= Provided records =
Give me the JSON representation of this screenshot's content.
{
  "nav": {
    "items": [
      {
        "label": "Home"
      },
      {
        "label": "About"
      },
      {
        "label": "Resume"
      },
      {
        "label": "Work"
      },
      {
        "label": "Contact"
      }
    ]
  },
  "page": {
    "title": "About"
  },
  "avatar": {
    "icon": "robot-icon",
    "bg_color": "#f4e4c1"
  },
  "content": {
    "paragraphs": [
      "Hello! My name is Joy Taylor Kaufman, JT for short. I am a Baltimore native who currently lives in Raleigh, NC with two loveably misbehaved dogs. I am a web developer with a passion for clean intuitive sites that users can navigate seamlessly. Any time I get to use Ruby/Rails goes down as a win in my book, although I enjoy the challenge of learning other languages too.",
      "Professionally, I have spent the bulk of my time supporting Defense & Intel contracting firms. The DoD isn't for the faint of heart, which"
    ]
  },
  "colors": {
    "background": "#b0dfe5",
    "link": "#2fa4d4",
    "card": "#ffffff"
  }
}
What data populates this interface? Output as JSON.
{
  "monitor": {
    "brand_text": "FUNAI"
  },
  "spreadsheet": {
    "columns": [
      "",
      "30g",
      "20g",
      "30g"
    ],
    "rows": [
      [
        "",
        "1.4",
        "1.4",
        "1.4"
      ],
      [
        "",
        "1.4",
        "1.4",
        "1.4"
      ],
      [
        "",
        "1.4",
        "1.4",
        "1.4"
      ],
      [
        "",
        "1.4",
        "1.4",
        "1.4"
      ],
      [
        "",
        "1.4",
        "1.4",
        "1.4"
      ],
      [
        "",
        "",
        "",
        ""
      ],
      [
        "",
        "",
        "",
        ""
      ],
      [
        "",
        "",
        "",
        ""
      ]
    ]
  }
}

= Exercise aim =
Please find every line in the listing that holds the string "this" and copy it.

= Result =
Give me the JSON representation of this screenshot's content.
What data populates this interface? Output as JSON.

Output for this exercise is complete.